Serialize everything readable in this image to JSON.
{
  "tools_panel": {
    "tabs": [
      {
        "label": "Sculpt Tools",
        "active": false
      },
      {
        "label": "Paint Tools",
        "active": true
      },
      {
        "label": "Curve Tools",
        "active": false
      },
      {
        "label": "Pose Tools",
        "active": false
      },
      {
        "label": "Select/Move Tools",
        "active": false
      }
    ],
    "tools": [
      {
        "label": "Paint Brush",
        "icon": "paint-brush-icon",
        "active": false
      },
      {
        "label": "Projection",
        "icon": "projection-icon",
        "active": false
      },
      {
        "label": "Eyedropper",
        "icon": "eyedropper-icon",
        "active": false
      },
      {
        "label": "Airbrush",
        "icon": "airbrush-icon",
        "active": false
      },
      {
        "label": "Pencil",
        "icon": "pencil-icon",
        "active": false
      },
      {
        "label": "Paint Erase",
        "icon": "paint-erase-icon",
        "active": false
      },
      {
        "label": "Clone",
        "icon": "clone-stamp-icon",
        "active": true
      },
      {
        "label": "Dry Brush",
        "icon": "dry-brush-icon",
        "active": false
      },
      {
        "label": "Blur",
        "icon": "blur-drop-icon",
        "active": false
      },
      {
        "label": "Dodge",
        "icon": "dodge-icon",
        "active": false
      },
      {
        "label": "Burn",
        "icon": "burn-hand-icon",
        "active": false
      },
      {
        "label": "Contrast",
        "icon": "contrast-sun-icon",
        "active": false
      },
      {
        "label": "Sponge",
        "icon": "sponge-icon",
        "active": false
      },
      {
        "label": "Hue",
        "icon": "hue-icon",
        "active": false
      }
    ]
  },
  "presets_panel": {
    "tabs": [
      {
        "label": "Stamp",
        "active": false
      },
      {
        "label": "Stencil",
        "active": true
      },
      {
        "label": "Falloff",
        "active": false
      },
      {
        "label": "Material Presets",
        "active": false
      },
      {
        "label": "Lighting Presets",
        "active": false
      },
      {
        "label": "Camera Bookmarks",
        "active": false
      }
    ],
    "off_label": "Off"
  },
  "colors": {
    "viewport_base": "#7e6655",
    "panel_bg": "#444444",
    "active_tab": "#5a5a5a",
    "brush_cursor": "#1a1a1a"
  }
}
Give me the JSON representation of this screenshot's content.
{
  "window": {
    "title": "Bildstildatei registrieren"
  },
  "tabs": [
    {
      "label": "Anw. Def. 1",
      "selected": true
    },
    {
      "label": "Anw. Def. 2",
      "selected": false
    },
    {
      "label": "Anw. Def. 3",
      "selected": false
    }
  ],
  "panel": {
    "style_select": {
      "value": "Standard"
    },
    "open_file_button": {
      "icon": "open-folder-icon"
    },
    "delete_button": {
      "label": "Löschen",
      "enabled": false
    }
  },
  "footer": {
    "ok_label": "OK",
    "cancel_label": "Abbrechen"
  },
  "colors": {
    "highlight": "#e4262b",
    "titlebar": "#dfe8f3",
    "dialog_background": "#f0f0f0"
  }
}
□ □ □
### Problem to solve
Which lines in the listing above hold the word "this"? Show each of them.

### Your solution
Serialize everything readable in this image to JSON.
Give me the JSON representation of this screenshot's content.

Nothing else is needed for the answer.